**Dataset records**.
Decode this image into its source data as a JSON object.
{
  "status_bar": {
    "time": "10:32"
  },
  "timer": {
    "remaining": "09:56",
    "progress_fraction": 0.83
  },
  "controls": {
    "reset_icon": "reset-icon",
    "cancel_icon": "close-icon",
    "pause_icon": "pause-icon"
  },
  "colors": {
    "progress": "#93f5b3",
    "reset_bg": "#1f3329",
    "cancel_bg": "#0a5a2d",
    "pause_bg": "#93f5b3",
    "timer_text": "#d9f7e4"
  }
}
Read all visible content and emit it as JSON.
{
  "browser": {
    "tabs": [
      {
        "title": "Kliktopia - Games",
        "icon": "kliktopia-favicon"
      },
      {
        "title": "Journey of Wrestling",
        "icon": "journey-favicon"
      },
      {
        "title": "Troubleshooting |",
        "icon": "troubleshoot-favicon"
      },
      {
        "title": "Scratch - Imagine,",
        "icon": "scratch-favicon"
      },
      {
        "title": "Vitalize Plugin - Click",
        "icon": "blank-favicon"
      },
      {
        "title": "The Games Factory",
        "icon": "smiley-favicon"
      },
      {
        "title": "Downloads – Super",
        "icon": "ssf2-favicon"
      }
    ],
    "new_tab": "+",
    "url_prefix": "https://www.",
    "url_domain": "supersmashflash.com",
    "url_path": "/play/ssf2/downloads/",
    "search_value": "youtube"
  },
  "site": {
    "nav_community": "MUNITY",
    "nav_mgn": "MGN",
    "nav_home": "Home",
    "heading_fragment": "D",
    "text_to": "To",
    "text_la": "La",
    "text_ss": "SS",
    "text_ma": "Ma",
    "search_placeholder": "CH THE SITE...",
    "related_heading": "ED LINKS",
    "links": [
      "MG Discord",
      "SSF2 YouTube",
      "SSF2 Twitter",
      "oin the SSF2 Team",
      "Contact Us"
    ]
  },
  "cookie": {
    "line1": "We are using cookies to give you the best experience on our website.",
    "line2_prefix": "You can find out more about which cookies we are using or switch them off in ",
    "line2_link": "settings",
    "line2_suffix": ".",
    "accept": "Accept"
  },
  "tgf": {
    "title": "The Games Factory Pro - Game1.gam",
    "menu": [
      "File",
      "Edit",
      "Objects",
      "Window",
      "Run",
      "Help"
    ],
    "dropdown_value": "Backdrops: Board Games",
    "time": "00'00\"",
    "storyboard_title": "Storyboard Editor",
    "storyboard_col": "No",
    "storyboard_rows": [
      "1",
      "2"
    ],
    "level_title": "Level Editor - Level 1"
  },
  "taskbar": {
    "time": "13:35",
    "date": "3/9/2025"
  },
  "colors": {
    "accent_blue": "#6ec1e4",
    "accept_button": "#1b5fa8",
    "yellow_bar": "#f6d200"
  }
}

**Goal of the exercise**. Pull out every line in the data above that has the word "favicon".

**Answer to this exercise**.
        "icon": "kliktopia-favicon"
        "icon": "journey-favicon"
        "icon": "troubleshoot-favicon"
        "icon": "scratch-favicon"
        "icon": "blank-favicon"
        "icon": "smiley-favicon"
        "icon": "ssf2-favicon"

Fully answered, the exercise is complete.